Tomana yesterday told the Zimbabwe Independent that he did not take seriously the report by the MDC-T outlining 197 politically-related murders of its members, which have not been investigated and taken to the courts because his office was the wrong one to submit such a document to.
“Why are they disrespecting our systems?” he asked. “I will not be one of those that will be in the forefront to bring the systems down. It shows that they are not serious,” he said, adding that “it was not constructive for me to give any credence to it”.
“It says (regarding) unreported cases, first you go to the police so that they can carry out investigations. They are just mixing real issues with politics.”
MDC-T sent a list in October last year of “unreported” murder cases which were committed between April and December 2008 to Tomana asking him to ensure that the cases were prosecuted.
According to the cover letter from the MDC-T’s department of security, reports were made to the police, but references were allegedly not given to the complainants.
“The police have not gone back to the informants or relatives to inform them of levels of achievements in their efforts to deal with the said matters according to the law. There is nothing to indicate that investigations ever took off,” read the letter.
The deceased, the letter read, were buried without undergoing postmortem to determine causes of their deaths and no death certificates were issued.
Tomana said it was not his duty to investigate the murders, but to wait for the police to bring the dockets after investigations are completed so that he can prosecute.
He said if MDC-T was serious about the matter, it should have followed the proper procedures, first by reporting the murders to the police before bringing the “unreported murder cases” to his office.
“It’s just politics and it’s irresponsible politics; they must come clean. It’s like a love letter.
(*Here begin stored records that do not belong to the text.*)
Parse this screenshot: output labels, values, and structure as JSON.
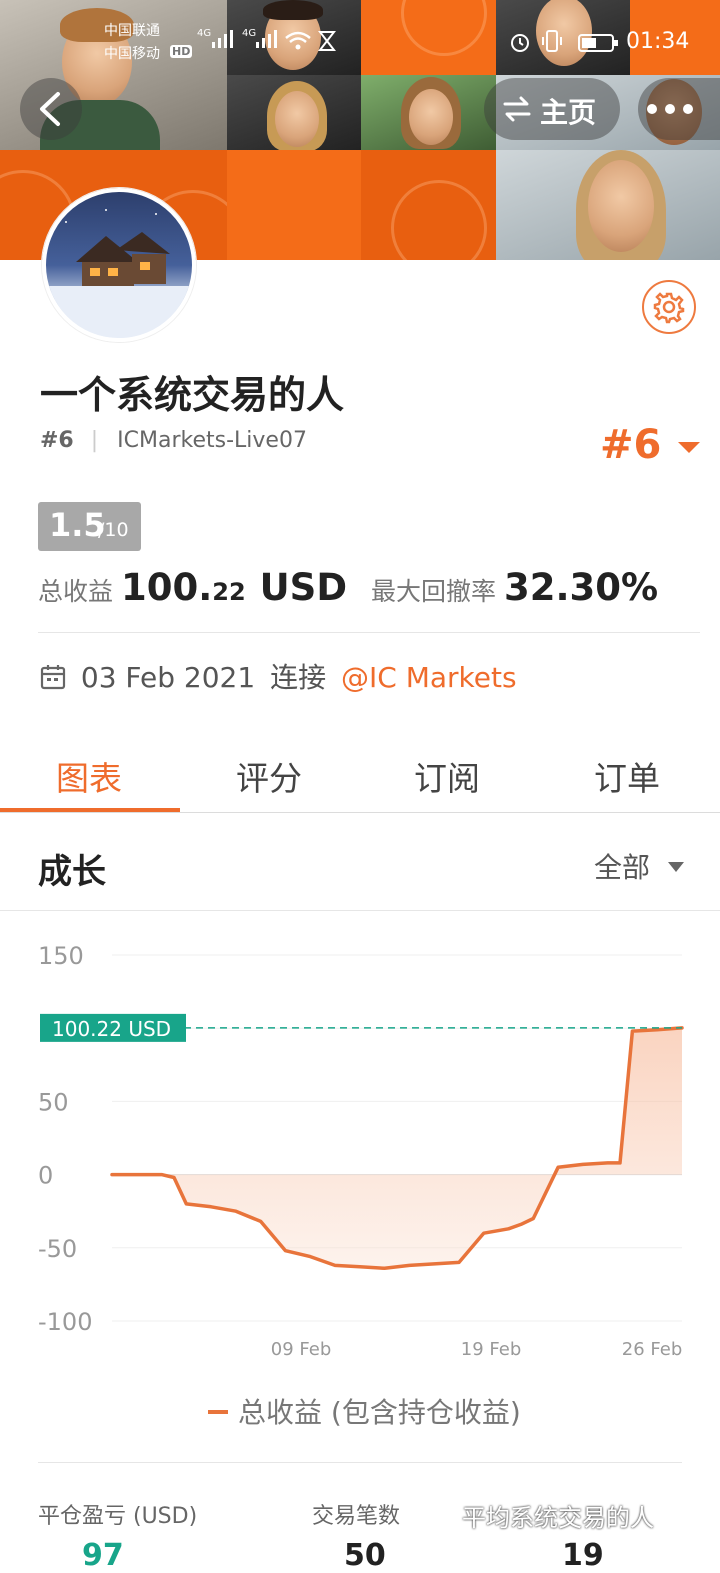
{
  "status_bar": {
    "carrier1": "中国联通",
    "carrier2": "中国移动",
    "hd": "HD",
    "net1": "4G",
    "net2": "4G",
    "time": "01:34"
  },
  "header": {
    "back_icon": "chevron-left-icon",
    "home_label": "主页",
    "swap_icon": "swap-arrows-icon",
    "more_icon": "more-dots-icon"
  },
  "profile": {
    "name": "一个系统交易的人",
    "rank_small": "#6",
    "server": "ICMarkets-Live07",
    "rank_big": "#6",
    "score": "1.5",
    "score_max": "/10",
    "profit_label": "总收益",
    "profit_int": "100.",
    "profit_dec": "22",
    "profit_unit": "USD",
    "drawdown_label": "最大回撤率",
    "drawdown_value": "32.30%",
    "date": "03 Feb 2021",
    "connect_label": "连接",
    "broker": "@IC Markets"
  },
  "tabs": [
    {
      "label": "图表",
      "active": true
    },
    {
      "label": "评分",
      "active": false
    },
    {
      "label": "订阅",
      "active": false
    },
    {
      "label": "订单",
      "active": false
    }
  ],
  "section": {
    "title": "成长",
    "filter": "全部"
  },
  "chart_data": {
    "type": "area",
    "title": "",
    "xlabel": "",
    "ylabel": "",
    "ylim": [
      -100,
      150
    ],
    "yticks": [
      "150",
      "100",
      "50",
      "0",
      "-50",
      "-100"
    ],
    "xticks": [
      "09 Feb",
      "19 Feb",
      "26 Feb"
    ],
    "current_value_label": "100.22 USD",
    "current_value": 100.22,
    "legend_position": "bottom-center",
    "series": [
      {
        "name": "总收益 (包含持仓收益)",
        "color": "#e8743b",
        "x_index": [
          0,
          2,
          4,
          5,
          6,
          8,
          10,
          12,
          14,
          16,
          18,
          20,
          22,
          24,
          26,
          28,
          30,
          32,
          33,
          34,
          36,
          38,
          40,
          41,
          42,
          44,
          46
        ],
        "values": [
          0,
          0,
          0,
          -2,
          -20,
          -22,
          -25,
          -32,
          -52,
          -56,
          -62,
          -63,
          -64,
          -62,
          -61,
          -60,
          -40,
          -37,
          -34,
          -30,
          5,
          7,
          8,
          8,
          98,
          99,
          100.22
        ]
      }
    ]
  },
  "footer": {
    "col1_label": "平仓盈亏 (USD)",
    "col1_value": "97",
    "col2_label": "交易笔数",
    "col2_value": "50",
    "col3_value": "19",
    "watermark": "平均系统交易的人"
  },
  "colors": {
    "accent": "#ef6c2c",
    "teal": "#18a58a",
    "banner": "#f46c18"
  }
}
Can I then go to court with that letter and say I want to prosecute? Why does anyone think that you can skip the formal structures that are in the constitution which receive reports and jump to Tomana whose job is to prosecute; who is laying those rules?” Tomana asked.
“The lawful way is that I wait for the docket but if you have a problem with investigations, the system must be given the opportunity to fail, that is why we have a charge office, dispol (district police) and propol (provincial police) and that is why we have the commissioner-general.”
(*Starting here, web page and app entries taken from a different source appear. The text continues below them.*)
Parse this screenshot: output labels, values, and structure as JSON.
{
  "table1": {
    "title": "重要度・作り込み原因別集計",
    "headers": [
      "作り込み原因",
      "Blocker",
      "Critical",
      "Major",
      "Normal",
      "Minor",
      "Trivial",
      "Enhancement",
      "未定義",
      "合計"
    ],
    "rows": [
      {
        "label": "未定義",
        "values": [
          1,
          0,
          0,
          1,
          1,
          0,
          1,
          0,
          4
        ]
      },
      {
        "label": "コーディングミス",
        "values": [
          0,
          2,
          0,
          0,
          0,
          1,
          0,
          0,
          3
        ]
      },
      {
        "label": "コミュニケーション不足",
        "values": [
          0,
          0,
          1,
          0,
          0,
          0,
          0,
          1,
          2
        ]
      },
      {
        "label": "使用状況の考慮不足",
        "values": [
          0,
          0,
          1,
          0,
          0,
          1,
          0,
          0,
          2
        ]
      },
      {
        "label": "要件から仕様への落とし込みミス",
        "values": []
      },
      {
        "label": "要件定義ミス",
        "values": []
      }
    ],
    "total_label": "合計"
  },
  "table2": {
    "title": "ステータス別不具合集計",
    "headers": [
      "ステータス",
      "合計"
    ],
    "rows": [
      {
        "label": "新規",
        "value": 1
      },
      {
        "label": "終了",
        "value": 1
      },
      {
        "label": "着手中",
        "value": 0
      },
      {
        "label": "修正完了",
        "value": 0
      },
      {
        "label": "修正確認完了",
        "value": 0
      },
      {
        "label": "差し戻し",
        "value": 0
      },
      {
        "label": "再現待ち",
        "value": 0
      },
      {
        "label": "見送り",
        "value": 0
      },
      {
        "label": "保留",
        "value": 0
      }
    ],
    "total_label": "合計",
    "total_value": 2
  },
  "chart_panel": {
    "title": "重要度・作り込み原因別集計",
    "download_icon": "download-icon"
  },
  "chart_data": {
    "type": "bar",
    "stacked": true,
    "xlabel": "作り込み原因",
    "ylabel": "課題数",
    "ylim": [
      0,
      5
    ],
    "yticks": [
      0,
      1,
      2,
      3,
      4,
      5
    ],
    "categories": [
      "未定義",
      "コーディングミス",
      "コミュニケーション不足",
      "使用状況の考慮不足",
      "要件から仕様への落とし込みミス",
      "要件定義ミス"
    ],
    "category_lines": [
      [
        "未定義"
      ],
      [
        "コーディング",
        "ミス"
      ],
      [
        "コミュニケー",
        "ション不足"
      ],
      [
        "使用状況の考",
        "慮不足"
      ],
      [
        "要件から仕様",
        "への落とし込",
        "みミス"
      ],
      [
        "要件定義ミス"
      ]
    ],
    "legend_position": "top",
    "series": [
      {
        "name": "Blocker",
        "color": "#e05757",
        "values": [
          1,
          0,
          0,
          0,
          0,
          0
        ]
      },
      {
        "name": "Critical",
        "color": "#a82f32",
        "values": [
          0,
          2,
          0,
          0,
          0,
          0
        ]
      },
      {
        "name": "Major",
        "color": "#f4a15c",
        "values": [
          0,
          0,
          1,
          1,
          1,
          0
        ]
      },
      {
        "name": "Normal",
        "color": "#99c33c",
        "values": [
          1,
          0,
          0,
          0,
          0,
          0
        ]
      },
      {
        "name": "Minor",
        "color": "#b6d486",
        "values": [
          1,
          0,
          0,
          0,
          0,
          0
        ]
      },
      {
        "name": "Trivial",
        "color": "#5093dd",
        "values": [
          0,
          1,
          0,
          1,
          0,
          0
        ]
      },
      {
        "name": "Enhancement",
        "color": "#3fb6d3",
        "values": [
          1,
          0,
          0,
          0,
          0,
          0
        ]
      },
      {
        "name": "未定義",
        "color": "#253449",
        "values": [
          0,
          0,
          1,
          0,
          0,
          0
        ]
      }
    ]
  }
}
He said although he has the powers to direct the police to probe a matter, he could only intervene if the system has failed to investigate and bring the offender to the courts.
“I deal with the commissioner if the system fails (but) the letter is not telling me that the system has failed, but that they are unreported cases. Instead of giving (it to the organ on) national healing, they are giving it to me,” Tomana said.
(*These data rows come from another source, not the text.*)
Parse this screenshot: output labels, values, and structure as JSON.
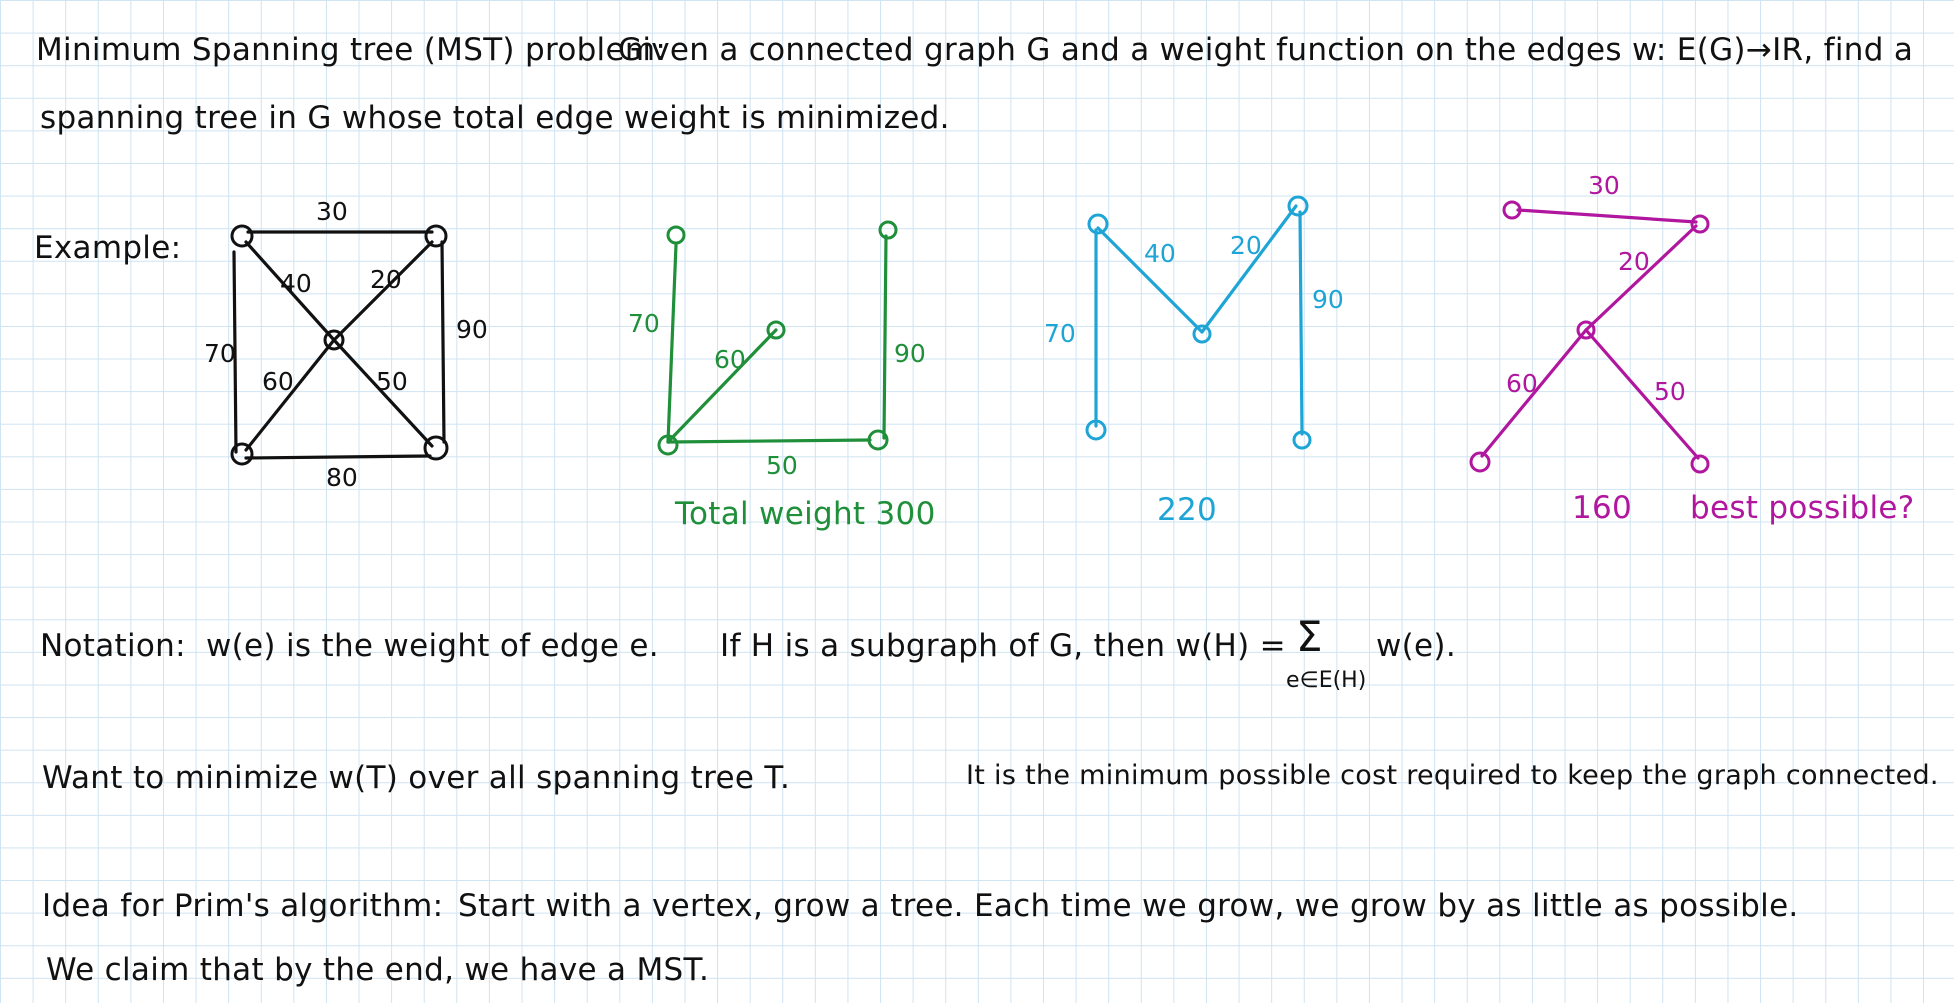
{
  "heading": {
    "term": "Minimum Spanning tree (MST) problem:",
    "line1": "Given a connected graph G and a weight function on the edges w: E(G)→IR, find a",
    "line2": "spanning tree in G whose total edge weight is minimized."
  },
  "example": {
    "label": "Example:",
    "graph": {
      "edge_weights": {
        "top": "30",
        "upper_left_diag": "40",
        "upper_right_diag": "20",
        "left": "70",
        "right": "90",
        "lower_left_diag": "60",
        "lower_right_diag": "50",
        "bottom": "80"
      }
    },
    "tree1": {
      "color": "#1f8f3a",
      "weights": {
        "left": "70",
        "diag": "60",
        "bottom": "50",
        "right": "90"
      },
      "caption": "Total weight 300"
    },
    "tree2": {
      "color": "#1ea5d6",
      "weights": {
        "left": "70",
        "diag_left": "40",
        "diag_right": "20",
        "right": "90"
      },
      "caption": "220"
    },
    "tree3": {
      "color": "#b0169e",
      "weights": {
        "top": "30",
        "upper": "20",
        "lower_left": "60",
        "lower_right": "50"
      },
      "caption": "160",
      "note": "best possible?"
    }
  },
  "notation": {
    "label": "Notation:",
    "text1": "w(e) is the weight of edge e.",
    "text2": "If H is a subgraph of G, then w(H) =",
    "sigma": "Σ",
    "sum_term": "w(e).",
    "sum_index": "e∈E(H)"
  },
  "want": {
    "text1": "Want to minimize w(T) over all spanning tree T.",
    "text2": "It is the minimum possible cost required to keep the graph connected."
  },
  "idea": {
    "label": "Idea for Prim's algorithm:",
    "text1": "Start with a vertex, grow a tree. Each time we grow, we grow by as little as possible.",
    "text2": "We claim that by the end, we have a MST."
  }
}
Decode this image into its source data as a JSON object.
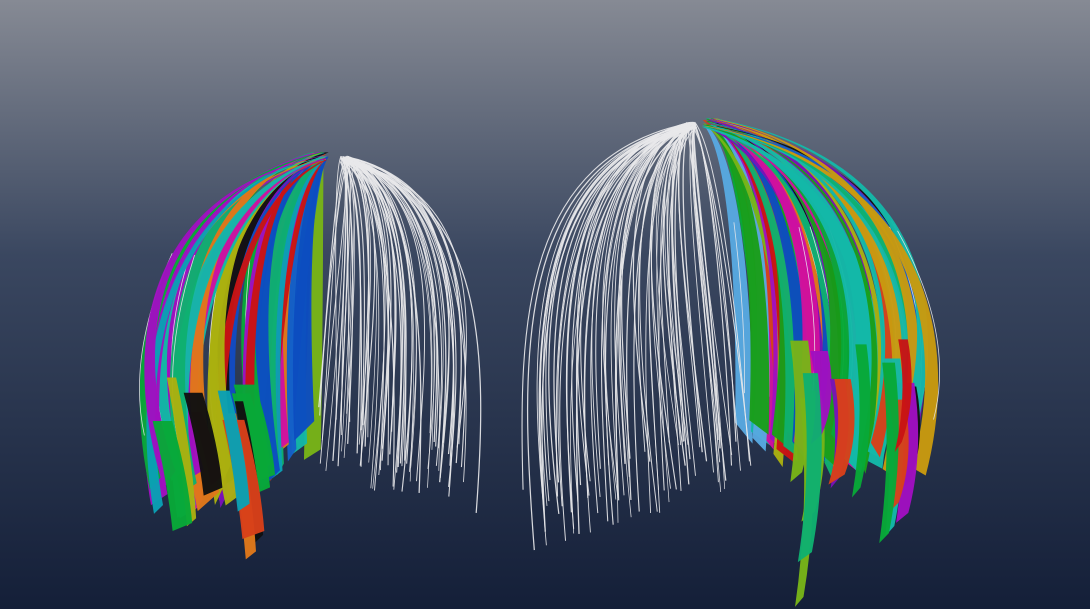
{
  "scene": {
    "background": {
      "top_color": "#868a94",
      "mid_color": "#3a4760",
      "bottom_color": "#141f38"
    },
    "strand_color": "#e8e8ea",
    "patch_palette": [
      "#1a9e1a",
      "#08a838",
      "#10b070",
      "#14b8a8",
      "#0aa0b4",
      "#0c4cc0",
      "#1560c8",
      "#7a12b8",
      "#a010c0",
      "#d010a0",
      "#c81414",
      "#d8401a",
      "#e0781a",
      "#c89a10",
      "#aab010",
      "#78b418",
      "#58a8e0",
      "#111111"
    ],
    "hair_models": [
      {
        "name": "left-hair-model",
        "colored_side": "left",
        "strand_density": 70
      },
      {
        "name": "right-hair-model",
        "colored_side": "right",
        "strand_density": 80
      }
    ]
  }
}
However, a top MDC-T official said the police should not wait for a complainant to report a murder case because by nature when such an offence has been committed it is the police’s automatic duty to investigate.
“Tomana has failed. He should have just written to (Augustine) Chihuri (Commissioner-General) asking him to look into the matter,” the official said. “If a person dies of unnatural causes, it automatically becomes a police case. The police have to investigate the murders without looking at the deceased’s political affiliation.”
The official said Tomana, as the Attorney-General, has an obligation to direct the police through Chihuri to investigate a crime.
“What does he mean that he can only intervene when the system has failed — it has been more than two years now, isn’t that a clear sign that the system has failed and he must intervene?” he said. “It is his duty to prosecute on behalf of the state. So is he refusing to do his duties?” he said.
Tomana said political parties should formally acknowledge that they caused the deaths of their members during the bloody 2008 election period, adding that MDC-T should stop trivialising the matter by seeking political mileage out of it.
He said the issue could only be resolved politically through a truth and reconciliation exercise.
“Two political parties collided, certain people died in the process. When people collide politically there is need to formally acknowledge the wrong way that they are settling their disputes and there is need to formalise this and bury it formally and legally,” he said. “That’s when you talk of amnesty—this goes beyond national healing. It is the acknowledgement that they killed each other. They are not telling the real story, but the interest is not to seek peace but to cause collision. They must stand up in parliament and acknowledge.”
He castigated the national healing programme for not being serious about dealing with politically motivated cases of violence.
“Even national healing itself is fake. They are not ready to deal with these issues and are not doing anything,” said Tomana.